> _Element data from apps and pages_
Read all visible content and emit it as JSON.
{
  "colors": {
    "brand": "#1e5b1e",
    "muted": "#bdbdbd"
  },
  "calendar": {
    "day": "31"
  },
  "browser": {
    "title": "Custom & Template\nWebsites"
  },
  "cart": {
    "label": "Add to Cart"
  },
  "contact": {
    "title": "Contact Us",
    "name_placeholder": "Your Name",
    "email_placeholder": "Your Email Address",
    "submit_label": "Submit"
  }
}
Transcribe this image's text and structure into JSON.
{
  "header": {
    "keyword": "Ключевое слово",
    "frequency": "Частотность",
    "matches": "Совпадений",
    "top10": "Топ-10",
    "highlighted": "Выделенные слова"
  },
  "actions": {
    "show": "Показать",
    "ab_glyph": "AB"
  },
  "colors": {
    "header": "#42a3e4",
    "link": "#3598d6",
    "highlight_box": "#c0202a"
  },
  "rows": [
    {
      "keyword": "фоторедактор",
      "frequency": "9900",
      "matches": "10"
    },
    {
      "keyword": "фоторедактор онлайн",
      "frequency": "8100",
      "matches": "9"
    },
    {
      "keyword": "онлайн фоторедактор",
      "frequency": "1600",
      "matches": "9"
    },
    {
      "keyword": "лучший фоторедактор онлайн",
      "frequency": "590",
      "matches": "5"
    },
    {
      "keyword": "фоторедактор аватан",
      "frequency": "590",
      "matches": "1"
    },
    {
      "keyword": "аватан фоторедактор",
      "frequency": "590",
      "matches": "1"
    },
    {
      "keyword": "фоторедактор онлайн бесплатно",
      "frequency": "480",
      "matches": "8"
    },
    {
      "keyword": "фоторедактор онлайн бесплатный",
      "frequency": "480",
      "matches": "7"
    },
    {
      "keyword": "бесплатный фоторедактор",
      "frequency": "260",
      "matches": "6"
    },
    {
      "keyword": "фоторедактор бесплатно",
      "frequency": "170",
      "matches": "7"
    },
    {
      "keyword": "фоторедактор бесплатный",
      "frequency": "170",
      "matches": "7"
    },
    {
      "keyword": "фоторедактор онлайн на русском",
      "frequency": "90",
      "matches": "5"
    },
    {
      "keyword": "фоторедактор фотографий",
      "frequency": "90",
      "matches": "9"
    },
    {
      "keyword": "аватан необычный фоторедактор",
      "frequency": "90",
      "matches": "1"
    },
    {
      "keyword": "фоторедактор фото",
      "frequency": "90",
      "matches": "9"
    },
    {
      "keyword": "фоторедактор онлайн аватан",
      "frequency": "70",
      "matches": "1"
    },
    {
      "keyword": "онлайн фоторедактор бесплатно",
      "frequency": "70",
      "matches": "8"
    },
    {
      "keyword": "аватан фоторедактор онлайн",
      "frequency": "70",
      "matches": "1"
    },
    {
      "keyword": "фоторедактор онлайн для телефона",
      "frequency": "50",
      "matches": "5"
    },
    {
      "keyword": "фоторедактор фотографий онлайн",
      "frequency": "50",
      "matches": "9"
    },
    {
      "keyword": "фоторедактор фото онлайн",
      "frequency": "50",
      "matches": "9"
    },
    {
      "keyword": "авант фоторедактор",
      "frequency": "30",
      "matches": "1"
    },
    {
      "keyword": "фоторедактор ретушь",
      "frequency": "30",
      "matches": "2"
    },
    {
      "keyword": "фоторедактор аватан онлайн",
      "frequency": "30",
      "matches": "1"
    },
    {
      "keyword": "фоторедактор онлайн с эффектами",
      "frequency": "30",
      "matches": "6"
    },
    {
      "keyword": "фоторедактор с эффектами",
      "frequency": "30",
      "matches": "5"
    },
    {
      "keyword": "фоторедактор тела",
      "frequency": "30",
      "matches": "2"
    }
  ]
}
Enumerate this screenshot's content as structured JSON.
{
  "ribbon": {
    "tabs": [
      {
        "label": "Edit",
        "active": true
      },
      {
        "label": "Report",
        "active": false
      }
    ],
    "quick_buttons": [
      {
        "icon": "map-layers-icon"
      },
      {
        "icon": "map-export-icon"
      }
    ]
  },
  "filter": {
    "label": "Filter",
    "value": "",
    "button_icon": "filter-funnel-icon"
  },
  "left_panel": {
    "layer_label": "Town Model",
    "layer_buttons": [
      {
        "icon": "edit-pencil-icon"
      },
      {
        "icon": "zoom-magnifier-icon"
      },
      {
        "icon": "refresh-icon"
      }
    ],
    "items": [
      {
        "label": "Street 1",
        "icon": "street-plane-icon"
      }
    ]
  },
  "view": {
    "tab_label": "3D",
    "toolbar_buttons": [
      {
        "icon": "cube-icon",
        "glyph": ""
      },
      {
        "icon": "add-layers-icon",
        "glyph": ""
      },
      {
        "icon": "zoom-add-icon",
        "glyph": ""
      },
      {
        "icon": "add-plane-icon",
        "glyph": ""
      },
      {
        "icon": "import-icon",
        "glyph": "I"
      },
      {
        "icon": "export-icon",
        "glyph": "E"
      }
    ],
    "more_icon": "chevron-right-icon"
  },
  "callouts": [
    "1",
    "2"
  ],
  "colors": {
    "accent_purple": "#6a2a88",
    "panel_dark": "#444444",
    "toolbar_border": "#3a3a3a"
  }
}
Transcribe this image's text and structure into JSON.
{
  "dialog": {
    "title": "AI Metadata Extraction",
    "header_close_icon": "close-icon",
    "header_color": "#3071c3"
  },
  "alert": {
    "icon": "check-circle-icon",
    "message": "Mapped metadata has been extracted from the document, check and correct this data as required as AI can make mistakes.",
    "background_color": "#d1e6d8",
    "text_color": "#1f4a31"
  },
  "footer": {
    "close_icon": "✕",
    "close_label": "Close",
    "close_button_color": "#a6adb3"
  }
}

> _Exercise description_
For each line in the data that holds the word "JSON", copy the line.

> _Exercise response_
Read all visible content and emit it as JSON.
Transcribe this image's text and structure into JSON.
Enumerate this screenshot's content as structured JSON.
Transcribe this image's text and structure into JSON.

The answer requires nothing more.